    In practice Fair Play violations means some form of “information doping”, including not only knowledge of the terrain, but also information from spectators and other athletes (for example following a better one). Biophysical doping is close to non existent in orienteering, while “information doping” in different forms is prevalent.

    The impact on results could be just as significant, and often even bigger when it comes to information doping.  No chemical doping would have helped an athlete to get a World Championship medal after losing 4 minutes to the winner on the first 20% of a course simply on orienteering speed, without a major mistake.

    My recent post on Orienteering Fair Play in Practice has received lots of attention, and  become one of the four most read posts on this blog within a week. I also received some very interesting private messages on the extent of the Fair Play Problem.

    One thought that has emerged from the follow up discussions was that Fair Play violations are often similar to Anti Doping violations. Some comments pointed out the similarity between the Anti-Doping and Fair Play attitudes amongst elite athletes, the emergence of a subculture within some orienteering athletes on “information doping” that is quite similar in its approach to the one used by athletes using doping in doping infested sports, like road cycling.

    “If others are doing everything they can get away with to gain some advantage, I should also do everything I can get away with – just to stay competitive!”

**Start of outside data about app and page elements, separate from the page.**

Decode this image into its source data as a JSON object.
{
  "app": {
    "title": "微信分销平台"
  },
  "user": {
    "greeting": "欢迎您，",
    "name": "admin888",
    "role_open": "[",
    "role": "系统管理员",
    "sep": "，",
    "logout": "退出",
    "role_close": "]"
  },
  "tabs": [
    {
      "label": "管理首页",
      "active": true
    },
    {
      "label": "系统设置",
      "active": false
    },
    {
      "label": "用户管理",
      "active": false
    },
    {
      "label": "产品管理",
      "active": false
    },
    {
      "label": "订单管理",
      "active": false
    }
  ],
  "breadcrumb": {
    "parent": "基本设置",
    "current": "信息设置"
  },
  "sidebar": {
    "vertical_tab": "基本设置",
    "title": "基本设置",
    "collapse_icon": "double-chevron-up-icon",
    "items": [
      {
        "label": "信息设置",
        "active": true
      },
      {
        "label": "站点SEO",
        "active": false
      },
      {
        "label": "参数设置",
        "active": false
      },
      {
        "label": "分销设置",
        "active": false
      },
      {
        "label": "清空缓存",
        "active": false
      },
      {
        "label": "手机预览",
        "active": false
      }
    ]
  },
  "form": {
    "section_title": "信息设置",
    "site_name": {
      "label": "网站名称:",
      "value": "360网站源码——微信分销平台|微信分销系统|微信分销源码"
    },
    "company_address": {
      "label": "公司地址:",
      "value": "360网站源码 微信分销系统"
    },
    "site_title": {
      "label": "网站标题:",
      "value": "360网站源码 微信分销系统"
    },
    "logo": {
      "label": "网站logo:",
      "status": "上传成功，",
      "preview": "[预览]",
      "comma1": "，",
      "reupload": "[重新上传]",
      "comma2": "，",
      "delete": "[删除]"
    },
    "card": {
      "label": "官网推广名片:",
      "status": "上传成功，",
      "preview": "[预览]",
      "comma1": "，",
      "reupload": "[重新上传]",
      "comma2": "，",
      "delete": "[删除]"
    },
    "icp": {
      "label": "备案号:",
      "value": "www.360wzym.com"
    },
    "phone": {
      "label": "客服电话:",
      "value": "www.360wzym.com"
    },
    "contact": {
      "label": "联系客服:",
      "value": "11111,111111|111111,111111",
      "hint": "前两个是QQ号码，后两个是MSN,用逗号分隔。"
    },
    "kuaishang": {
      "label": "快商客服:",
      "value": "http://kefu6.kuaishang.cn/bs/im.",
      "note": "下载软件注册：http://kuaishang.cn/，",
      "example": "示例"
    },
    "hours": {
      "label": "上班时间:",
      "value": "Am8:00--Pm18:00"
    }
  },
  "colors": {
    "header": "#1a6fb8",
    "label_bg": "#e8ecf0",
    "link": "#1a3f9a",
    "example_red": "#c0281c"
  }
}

    And when it comes to Fair Play in Orienteering, one can get away with a lot even in front of the IOF leadership, as discussed in the examples in my recent post. Well, a lot if you are not from an “uncivilised” new nation.

    Seeing that the scandal of the Unfortunate Events in China was too big to be ignored, the communication of the IOF was squarely focused on Fair play and major events in new orienteering countries. The CEO of the IOF stressed that “I personally have been too naïve in believing that the strong ethical value of fair play which we have in orienteering as I know it, are automatically transmitted to new orienteering nations and across cultures.”

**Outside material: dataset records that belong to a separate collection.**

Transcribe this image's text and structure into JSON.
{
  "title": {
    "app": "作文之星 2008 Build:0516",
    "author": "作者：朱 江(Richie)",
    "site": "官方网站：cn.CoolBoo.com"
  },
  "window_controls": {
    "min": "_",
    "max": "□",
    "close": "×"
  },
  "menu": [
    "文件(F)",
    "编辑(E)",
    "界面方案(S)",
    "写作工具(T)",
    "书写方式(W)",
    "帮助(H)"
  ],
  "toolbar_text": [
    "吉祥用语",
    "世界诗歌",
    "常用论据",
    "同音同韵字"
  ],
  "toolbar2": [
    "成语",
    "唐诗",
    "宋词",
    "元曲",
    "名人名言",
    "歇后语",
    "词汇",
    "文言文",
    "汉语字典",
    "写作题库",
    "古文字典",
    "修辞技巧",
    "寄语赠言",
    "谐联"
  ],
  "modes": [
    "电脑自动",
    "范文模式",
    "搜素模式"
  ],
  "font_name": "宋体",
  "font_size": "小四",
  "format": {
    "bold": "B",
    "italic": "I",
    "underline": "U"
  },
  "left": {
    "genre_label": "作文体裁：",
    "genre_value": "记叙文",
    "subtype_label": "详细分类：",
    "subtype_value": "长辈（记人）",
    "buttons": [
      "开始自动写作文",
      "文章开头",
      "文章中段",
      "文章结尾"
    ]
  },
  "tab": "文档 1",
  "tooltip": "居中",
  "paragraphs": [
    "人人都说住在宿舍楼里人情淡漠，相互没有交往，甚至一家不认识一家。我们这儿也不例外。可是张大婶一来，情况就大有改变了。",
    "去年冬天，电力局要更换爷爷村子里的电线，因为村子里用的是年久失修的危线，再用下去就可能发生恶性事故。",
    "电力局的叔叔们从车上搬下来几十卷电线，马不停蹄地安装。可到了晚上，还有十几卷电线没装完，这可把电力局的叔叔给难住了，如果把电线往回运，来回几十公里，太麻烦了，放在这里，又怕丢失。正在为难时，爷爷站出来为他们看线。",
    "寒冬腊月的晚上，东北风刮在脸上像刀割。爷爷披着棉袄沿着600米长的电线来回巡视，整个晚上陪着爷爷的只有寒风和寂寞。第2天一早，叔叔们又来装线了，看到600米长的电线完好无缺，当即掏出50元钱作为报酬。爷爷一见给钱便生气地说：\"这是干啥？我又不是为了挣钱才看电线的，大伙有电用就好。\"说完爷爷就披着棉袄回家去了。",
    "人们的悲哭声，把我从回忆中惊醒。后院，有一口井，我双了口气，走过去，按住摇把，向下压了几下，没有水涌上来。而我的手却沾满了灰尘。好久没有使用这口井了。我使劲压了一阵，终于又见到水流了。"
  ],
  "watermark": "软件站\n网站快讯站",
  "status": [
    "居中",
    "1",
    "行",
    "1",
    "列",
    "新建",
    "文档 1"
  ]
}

    Yet, the prevalence of Fair Play problems in orienteering was confirmed by one of the slides of the IOF’s Fair Play survey.


    IOF Survey - Fair Play - elite - JPEG

    Could they all refer to the Fair Play issues of “uncivilised” new nations?

    Or is this a confirmation that Fair Play violations are endemic amongst elite athletes?

    Can you imagine the IOF’s reaction if this survey was about Anti-Doping violations?

    Athletes are protected from Anti-Doping violations by Zero Tolerance and substantial resources invested on deterrent checks. There was very little communicated by the IOF on Fair Play during the past 8 months since China, other than hoping that education on Fair Play will solve the problem. As if Fair Play violations happen for the lack of knowledge of athletes, coaches and organisers.

    No proper investigation, no analysis on the root causes, no Zero Tolerance approach.

    The General Assembly documents include nice words and a general approach based on education. Not a hint about the need to look at the basics, like the impact of the IOF’s Olympic and media focused strategy on Fair Play.

    IOF 2020 GA - Fair Play goalsIOF 2020 GA - Fair Play route choice

    Athletes who saw (near) Zero Sensitivity to Fair Play violations until China may be rightly sceptical about the effectiveness of an IOF “educational tool” to protect the ones who follow Fair Play rules when the practice is just the opposite.

    “It is not nice to show the competitor the control in a city sprint, but if you do, we will not say a word.”

    “It is not nice to win a World Championship medal by following, but if you do, we will congratulate you for the result.”

    “It is not nice to run the World Championship final as favourite on a map that you surveyed a couple of years ago, but if you do, we will look away.”

    Isn’t it time to get more serious about Fair Play and “information doping” in orienteering and look deeper into this problem?

    Or would it be enough if the “uncivilised” new nations get some formal education?